**What the exercise asks**:
Would you repeat the entries below exactly and omit the pictures?

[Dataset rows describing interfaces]
===============

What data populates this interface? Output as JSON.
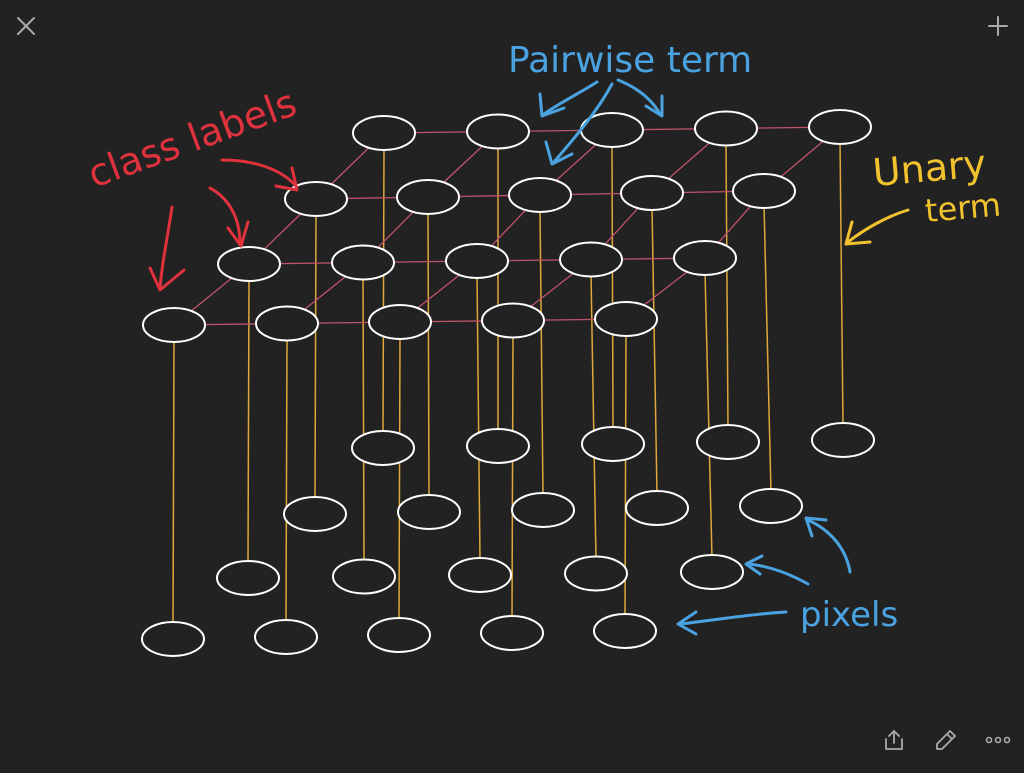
{
  "toolbar": {
    "close_icon": "close-icon",
    "add_icon": "plus-icon",
    "share_icon": "share-icon",
    "pen_icon": "pencil-icon",
    "more_icon": "more-icon"
  },
  "annotations": {
    "class_labels": "class labels",
    "pairwise": "Pairwise term",
    "unary_line1": "Unary",
    "unary_line2": "term",
    "pixels": "pixels"
  },
  "colors": {
    "background": "#222222",
    "node": "#ffffff",
    "edge_pairwise": "#c0536a",
    "edge_unary": "#e0a83a",
    "class_labels": "#e0323c",
    "pairwise": "#4aa3e0",
    "unary": "#f2c12e",
    "pixels": "#4aa3e0",
    "ui_icon": "#aaaaaa"
  }
}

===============

**Reply to the exercise**:
What data populates this interface? Output as JSON.
{
  "toolbar": {
    "close_icon": "close-icon",
    "add_icon": "plus-icon",
    "share_icon": "share-icon",
    "pen_icon": "pencil-icon",
    "more_icon": "more-icon"
  },
  "annotations": {
    "class_labels": "class labels",
    "pairwise": "Pairwise term",
    "unary_line1": "Unary",
    "unary_line2": "term",
    "pixels": "pixels"
  },
  "colors": {
    "background": "#222222",
    "node": "#ffffff",
    "edge_pairwise": "#c0536a",
    "edge_unary": "#e0a83a",
    "class_labels": "#e0323c",
    "pairwise": "#4aa3e0",
    "unary": "#f2c12e",
    "pixels": "#4aa3e0",
    "ui_icon": "#aaaaaa"
  }
}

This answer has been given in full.